So far this year, the U.S. equity market has both set new record highs and experienced more than a –6% return in a single month. Even while garnering headlines, stock market performance may not be the most notable part of 2019. Bond yields have fallen dramatically this year: After peaking at 3.24% in early November 2018, the U.S. 10-year yield has fallen more than 100 basis points (bps). In fact, May’s 38 bps decline was the largest in a single month since early 2015.
Softening global growth, uncertainty stemming from U.S.–China tensions — and perhaps a recognition of the real and likely protracted nature of the conflict — as well as dovish pivots from the U.S. Federal Reserve and other central banks have all contributed to the move lower in sovereign yields globally. In fact, markets have become increasingly confident in Fed rate cuts, pushing interest rates to the lower end of many observers’ expected ranges.
So, where can interest rates go from here? First, a long-term perspective may be helpful.
The long view
We still see a New Normal/New Neutral world marked by lower growth (particularly given aging demographics in many regions of the world), persistently low inflation, and a likelihood of lower interest rates. We affirmed this view at our Secular Forum in May, in which we developed our outlook for the next three to five years.
Lower trend growth underpins our expectation for range-bound rates – so while rates can drift up from here, we don’t expect dramatically higher yields to prevail. This is also in line with our long-established New Neutral range for neutral policy rates of 2%–3% (the midpoint of which now corresponds to the Fed’s expectation as well).

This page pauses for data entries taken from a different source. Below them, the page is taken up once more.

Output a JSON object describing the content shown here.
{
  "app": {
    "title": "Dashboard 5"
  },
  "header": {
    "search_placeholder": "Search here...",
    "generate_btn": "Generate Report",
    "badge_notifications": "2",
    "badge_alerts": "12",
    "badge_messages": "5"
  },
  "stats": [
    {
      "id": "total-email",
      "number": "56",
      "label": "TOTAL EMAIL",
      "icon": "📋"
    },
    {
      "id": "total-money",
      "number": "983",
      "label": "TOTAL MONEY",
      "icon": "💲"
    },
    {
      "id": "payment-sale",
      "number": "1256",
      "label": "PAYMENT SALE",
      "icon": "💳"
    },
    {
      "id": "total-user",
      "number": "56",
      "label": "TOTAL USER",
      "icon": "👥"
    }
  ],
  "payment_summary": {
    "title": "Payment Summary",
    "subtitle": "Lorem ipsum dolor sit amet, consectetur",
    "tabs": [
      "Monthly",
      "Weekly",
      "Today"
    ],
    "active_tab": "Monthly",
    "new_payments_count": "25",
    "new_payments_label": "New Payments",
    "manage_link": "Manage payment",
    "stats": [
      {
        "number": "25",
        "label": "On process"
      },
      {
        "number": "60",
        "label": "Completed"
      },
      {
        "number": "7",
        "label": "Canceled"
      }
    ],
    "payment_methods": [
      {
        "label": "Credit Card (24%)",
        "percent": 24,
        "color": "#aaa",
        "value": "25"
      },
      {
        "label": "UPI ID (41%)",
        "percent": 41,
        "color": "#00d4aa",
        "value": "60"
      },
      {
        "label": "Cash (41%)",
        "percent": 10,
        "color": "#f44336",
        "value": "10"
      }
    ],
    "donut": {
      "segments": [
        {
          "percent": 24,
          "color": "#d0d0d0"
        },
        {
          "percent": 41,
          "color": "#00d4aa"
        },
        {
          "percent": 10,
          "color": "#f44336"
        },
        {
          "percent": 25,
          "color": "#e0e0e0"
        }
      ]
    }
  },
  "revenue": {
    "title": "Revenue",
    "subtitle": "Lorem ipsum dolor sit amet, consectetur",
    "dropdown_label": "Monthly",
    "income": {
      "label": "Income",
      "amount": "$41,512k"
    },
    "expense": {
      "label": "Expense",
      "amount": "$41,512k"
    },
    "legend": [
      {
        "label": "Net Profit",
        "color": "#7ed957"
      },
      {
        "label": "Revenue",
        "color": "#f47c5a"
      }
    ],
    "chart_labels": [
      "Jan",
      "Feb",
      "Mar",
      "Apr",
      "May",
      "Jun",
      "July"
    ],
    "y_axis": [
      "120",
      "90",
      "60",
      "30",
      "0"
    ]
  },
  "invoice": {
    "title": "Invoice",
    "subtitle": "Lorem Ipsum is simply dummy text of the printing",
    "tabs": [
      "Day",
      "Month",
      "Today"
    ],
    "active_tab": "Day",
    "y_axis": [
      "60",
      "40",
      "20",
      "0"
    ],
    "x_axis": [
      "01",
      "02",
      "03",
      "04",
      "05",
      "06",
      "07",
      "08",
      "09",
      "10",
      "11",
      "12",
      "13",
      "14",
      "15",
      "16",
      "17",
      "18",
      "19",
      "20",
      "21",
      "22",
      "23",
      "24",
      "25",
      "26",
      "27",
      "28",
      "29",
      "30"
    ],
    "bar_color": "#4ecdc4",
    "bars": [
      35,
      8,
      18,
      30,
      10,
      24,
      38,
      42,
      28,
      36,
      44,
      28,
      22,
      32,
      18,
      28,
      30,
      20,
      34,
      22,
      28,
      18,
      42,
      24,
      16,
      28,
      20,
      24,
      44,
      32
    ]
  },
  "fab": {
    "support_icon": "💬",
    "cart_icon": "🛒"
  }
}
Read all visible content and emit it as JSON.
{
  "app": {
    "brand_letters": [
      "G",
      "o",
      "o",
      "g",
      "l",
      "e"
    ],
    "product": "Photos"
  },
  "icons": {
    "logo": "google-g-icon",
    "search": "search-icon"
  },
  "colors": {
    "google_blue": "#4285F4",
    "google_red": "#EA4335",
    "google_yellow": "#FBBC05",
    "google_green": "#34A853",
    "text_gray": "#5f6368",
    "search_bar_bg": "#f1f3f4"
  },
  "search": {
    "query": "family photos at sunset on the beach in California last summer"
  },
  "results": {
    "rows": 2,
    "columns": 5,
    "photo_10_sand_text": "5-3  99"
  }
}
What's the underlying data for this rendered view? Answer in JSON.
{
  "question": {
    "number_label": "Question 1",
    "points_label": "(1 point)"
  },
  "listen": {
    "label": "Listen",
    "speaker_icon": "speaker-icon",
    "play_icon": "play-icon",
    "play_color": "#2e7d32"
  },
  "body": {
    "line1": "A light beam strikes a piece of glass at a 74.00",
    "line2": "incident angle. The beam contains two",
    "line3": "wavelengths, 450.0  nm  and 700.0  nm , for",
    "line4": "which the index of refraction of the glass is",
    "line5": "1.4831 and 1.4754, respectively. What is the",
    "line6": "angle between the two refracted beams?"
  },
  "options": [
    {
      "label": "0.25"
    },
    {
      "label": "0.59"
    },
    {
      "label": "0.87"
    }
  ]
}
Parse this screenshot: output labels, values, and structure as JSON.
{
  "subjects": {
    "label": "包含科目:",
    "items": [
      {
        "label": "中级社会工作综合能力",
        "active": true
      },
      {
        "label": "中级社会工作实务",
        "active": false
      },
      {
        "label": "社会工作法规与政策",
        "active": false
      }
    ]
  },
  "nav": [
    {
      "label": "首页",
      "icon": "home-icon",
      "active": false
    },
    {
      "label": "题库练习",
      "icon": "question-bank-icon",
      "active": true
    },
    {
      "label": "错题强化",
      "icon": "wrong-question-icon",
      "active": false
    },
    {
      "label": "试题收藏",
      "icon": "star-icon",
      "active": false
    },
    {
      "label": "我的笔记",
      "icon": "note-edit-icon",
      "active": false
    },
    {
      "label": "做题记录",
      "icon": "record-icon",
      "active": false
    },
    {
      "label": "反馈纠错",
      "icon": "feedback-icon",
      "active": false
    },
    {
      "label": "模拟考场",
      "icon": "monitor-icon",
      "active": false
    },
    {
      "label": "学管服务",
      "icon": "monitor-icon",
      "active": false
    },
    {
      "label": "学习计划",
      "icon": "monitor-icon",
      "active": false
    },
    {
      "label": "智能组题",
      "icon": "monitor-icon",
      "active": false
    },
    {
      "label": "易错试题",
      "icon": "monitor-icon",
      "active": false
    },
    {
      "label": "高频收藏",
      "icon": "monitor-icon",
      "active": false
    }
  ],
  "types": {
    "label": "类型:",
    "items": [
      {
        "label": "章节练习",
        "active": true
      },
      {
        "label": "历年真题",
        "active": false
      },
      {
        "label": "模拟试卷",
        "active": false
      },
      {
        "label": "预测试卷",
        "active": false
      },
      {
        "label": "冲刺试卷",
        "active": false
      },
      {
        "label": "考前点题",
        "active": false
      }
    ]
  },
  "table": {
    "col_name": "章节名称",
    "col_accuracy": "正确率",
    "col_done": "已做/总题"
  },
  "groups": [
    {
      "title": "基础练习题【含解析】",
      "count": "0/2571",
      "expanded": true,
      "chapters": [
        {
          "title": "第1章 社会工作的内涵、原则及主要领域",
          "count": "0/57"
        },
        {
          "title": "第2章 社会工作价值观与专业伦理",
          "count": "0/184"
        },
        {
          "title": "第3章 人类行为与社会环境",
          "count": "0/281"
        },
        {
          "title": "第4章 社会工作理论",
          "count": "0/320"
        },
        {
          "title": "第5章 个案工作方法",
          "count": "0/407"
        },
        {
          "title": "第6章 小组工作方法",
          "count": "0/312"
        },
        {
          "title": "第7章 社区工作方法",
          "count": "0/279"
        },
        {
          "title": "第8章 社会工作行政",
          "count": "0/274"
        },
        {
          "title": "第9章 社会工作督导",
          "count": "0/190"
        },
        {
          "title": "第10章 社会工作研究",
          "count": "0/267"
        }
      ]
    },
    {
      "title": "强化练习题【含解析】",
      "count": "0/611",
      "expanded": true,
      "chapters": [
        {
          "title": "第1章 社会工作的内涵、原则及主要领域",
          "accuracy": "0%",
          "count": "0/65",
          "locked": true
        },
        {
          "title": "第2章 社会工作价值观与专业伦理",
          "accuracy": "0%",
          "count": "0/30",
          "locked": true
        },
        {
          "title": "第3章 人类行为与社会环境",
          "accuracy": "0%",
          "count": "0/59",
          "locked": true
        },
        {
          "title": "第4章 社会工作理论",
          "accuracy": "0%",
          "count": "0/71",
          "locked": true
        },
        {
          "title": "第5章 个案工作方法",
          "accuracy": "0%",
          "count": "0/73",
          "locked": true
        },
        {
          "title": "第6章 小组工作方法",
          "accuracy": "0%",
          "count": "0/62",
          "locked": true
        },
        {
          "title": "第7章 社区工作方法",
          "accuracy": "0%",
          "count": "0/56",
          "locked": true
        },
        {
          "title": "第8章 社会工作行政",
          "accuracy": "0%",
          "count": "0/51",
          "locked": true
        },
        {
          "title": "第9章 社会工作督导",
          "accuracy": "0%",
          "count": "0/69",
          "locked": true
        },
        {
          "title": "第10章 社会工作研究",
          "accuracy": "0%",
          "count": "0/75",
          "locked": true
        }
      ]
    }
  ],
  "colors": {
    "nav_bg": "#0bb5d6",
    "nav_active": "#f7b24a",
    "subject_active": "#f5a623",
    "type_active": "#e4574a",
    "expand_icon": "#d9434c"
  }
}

What’s more, our secular baseline outlook foresees a recession – not imminent, but likely over the next three to five years. As central banks have made exceedingly clear, policy rates should go to zero quickly in such a scenario and stay there for an extended period of time. The capital appreciation potential from interest rate exposure — particularly given the little room for shock absorption that low and decelerating growth implies — is a key consideration for investors today.
So interest rate exposure — or duration — may be warranted in the longer term. But what about today?
The short view
Interest rates in the low 2’s may seem unattractive if we’re not headed for an imminent recession, but there are reasons why maintaining interest rate exposure could be prudent. For one, a Fed biased toward preemptive rate cuts could put policy rates as low as 1.25%–1.5% if market expectations are correct, which would mean that the levels today for the 10-year yield may be appropriate. Second, given slowing global growth and deceleration ahead for the U.S. expansion (in part as stimulus effects wear off), there remains little distance from zero or negative growth rates. The downside risks to the economy — whether from more tariff action, trade wars, growth shocks, or declining confidence — may loom large.
With more downside risks, interest rate exposure may be the best way for investors to hedge credit or equity risk in portfolios. Not only does the U.S. have the highest yields globally from which to benefit while gaining diversifying exposure, but it also has the most room for rates to fall in the wake of a downside risk materializing. In fact, a recessionary shock — with policy rates heading to zero — could result in new lows for the U.S. 10-year and provide the capital appreciation that may be a much-needed ballast for investors in a more challenging market for risk assets.
For more on rates and central banks, please see “Off-Target: Central Banks and the Mystique of 2%.”